Powder coating was required on the drive shaft, front anti-roll bar, suspension carrier, stub axles and rear suspension arms and strut brace. For the transmission we required a procedure called dry ice blasting where carbon dioxide is accelerated in a pressurized air stream and directed at a component in order to clean it. This non-invasive treatment produces a natural finish and has banished 29 years of oxidation and the build-up of grime.”
As the deadline looms, team dedication and long hours will be required to complete the restoration of this 928 back to its original Porsche perfection. Then it will be ready for the judging panel to assess the workmanship at the Porsche Restoration Competition Finals in July.
Please continue to follow our progress on our Facebook page www.facebook.com/PorscheCentreLeeds or you can also visit The Porsche GB Restoration live stream http://restoration.porsche.co.uk/ where you can follow all the stories, pictures and videos from the competition.
Alternatively, for more information please contact Porsche Centre Leeds on 0113 389 0600 or by emailing email@example.com
In the last competition, the Turbo and Targa Restoration challenge, Porsche Centre Leeds took home the Mechanical Restoration award and the Porsche Cars GB Employee’s Choice award with our 930 Turbo 1981.

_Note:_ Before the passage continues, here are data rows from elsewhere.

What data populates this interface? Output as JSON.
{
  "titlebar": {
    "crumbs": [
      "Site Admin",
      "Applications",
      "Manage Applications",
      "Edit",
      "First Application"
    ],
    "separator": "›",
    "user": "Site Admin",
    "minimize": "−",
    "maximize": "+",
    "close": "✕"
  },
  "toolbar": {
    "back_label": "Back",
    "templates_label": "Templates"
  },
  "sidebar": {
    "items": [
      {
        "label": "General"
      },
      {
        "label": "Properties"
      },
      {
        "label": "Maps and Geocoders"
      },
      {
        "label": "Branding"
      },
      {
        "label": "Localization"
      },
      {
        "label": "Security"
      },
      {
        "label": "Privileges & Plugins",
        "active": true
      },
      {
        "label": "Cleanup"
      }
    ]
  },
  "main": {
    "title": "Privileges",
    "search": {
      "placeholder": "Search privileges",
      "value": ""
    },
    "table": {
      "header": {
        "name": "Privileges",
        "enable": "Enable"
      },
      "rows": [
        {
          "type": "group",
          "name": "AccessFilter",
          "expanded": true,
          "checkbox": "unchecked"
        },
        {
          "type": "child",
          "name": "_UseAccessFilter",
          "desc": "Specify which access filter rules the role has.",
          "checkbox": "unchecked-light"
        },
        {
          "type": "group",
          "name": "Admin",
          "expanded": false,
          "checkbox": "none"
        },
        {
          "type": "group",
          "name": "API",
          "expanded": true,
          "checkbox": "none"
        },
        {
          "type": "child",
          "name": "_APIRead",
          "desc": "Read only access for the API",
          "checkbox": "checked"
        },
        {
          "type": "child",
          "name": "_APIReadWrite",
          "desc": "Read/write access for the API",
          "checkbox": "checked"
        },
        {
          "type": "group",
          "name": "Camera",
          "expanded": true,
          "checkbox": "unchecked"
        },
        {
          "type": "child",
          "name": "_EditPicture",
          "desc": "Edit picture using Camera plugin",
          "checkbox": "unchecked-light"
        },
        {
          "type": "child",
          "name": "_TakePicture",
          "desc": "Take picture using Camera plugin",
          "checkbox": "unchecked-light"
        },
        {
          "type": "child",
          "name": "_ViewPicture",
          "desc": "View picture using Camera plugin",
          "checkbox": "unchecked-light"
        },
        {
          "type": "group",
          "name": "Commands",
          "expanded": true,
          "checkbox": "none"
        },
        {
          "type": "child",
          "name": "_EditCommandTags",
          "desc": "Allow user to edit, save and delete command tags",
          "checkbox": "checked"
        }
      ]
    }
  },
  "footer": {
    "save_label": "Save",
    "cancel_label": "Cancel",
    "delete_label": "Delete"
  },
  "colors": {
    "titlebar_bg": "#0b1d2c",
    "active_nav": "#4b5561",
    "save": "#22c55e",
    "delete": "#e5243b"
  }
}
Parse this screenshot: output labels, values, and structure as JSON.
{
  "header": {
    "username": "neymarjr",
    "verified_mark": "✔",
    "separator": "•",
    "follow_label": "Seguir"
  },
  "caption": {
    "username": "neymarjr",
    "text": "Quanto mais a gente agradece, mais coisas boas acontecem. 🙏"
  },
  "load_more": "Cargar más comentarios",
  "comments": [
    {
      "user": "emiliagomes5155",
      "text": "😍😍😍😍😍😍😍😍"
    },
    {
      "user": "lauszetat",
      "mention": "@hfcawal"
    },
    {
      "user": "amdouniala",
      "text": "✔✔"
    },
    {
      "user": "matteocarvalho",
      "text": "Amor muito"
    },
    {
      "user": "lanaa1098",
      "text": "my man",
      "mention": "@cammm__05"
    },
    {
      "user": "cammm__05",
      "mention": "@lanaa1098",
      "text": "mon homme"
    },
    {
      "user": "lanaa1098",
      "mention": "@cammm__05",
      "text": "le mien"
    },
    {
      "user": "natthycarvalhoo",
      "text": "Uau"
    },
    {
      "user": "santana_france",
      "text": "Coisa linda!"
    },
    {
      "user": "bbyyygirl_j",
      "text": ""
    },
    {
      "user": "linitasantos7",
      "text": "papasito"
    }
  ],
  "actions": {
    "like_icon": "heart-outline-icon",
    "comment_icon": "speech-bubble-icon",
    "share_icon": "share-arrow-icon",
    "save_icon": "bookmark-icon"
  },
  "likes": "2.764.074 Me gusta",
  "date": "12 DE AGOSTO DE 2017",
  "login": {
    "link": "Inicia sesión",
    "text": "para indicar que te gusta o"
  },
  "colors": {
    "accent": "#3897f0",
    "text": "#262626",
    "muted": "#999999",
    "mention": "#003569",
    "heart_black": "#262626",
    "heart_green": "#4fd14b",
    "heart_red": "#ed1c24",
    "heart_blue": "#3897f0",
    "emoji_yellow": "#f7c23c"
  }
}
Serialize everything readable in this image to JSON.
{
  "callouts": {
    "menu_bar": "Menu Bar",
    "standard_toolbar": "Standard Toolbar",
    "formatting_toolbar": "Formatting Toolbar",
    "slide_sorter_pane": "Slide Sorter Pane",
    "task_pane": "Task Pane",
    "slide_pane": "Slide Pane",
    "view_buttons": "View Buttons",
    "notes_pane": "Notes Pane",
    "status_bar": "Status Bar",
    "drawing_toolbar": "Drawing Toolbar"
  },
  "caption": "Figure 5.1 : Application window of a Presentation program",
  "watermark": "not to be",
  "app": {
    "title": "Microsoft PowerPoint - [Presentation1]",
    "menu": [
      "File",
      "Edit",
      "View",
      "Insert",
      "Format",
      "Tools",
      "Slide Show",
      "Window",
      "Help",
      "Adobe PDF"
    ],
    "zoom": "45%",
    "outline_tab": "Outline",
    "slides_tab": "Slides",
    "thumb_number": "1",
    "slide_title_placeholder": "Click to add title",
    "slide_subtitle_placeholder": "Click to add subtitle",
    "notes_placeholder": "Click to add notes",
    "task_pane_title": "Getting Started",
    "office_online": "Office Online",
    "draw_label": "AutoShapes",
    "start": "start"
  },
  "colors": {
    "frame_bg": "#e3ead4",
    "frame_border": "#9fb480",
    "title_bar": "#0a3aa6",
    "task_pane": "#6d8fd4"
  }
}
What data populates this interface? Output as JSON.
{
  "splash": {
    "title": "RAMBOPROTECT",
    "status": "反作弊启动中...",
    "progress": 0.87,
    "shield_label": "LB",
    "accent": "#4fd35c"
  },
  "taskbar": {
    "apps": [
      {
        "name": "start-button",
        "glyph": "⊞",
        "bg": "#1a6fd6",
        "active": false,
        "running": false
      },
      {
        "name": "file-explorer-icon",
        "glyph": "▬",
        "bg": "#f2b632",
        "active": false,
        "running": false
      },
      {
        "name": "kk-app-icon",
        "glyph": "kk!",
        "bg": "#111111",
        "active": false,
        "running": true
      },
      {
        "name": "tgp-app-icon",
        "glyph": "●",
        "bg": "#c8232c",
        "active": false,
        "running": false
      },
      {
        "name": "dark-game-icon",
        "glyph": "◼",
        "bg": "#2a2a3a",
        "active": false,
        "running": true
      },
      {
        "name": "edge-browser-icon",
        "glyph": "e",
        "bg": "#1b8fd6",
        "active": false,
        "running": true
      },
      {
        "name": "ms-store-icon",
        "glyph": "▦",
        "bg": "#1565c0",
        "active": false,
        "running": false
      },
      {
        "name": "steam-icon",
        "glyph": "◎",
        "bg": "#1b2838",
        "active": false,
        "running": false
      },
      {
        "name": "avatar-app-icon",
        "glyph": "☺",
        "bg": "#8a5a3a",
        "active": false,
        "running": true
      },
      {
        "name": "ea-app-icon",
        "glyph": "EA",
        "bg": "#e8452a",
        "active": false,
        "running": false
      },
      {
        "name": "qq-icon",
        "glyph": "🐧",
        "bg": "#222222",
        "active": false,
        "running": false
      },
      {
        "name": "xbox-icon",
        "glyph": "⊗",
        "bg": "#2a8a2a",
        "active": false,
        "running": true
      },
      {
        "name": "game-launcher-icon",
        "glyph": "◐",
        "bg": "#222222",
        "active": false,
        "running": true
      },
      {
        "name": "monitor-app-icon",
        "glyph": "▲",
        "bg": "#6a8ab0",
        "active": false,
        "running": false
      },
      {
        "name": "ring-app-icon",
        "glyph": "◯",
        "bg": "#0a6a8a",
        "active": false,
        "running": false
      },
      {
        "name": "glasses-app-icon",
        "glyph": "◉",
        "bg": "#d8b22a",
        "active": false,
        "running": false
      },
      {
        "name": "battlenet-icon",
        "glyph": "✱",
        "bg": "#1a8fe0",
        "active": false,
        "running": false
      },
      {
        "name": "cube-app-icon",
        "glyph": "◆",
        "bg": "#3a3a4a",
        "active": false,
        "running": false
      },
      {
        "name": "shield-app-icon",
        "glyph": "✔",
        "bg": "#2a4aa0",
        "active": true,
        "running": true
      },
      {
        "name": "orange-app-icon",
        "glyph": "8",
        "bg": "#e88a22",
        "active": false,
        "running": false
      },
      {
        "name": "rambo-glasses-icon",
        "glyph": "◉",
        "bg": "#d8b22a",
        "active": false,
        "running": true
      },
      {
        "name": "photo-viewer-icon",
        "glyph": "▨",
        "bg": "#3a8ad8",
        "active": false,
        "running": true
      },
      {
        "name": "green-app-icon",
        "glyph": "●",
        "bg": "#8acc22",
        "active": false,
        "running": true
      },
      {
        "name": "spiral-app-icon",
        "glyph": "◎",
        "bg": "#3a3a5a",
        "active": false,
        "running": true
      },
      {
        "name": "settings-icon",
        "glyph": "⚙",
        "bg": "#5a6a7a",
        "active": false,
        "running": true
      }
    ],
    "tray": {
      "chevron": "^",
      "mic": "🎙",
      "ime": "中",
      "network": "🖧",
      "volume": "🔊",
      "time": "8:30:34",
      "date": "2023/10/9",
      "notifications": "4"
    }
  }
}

Looking to build on our previous success, Porsche Centre Leeds is again teaming up with JCT600 Bodyclinic and we have our sights set on the Overall Winner trophy this year.
No expense was spared for our 2014 Porsche Classic Restoration Competition entry. Fully restored in just 24 weeks to the original condition when it came off the factory line in 1981, our car was unquestionably a winner.
The Porsche Classic Restoration Competition gives Porsche Centre Leeds and our Recommended Repairer the opportunity to showcase our skills and specialist knowledge.We look forward to a successful joint entreprise again this year.
* Data determined in accordance with the measurement method required by law. Since September 01, 2018 all new cars are approved in accordance with the Worldwide Harmonized Light Vehicles Test Procedure (WLTP), a more realistic test procedure to measure fuel consumption and CO₂ emissions. You can find more information on WLTP at www.porsche.com/wltp. From 01 January 2019, all fuel consumption figures are shown as determined in accordance with WLTP. CO₂ figures will be shown as NEDC-equivalent values, as CO₂ based taxation will continue to be based on an NEDC value (derived from WLTP) until 06 April 2020. Fuel economy and CO₂ emission figures are only intended as a means of comparing different types of vehicles tested under the same test cycle. New WLTP homologated vehicles are therefore not directly comparable with any vehicles tested under NEDC.
Values are provided for comparison only. To the extent that fuel consumption or CO₂ values are given as ranges, these do not relate to a single, individual car and do not constitute part of the offer. Extra features and accessories (attachments, tyre formats etc.) can change relevant vehicle parameters such as weight, rolling resistance and aerodynamics which may result in a change in fuel consumption and CO₂ values. Additionally, weather and traffic conditions, as well as individual driving styles, can all affect the actual fuel consumption, electricity consumption, and CO₂ emissions of a car.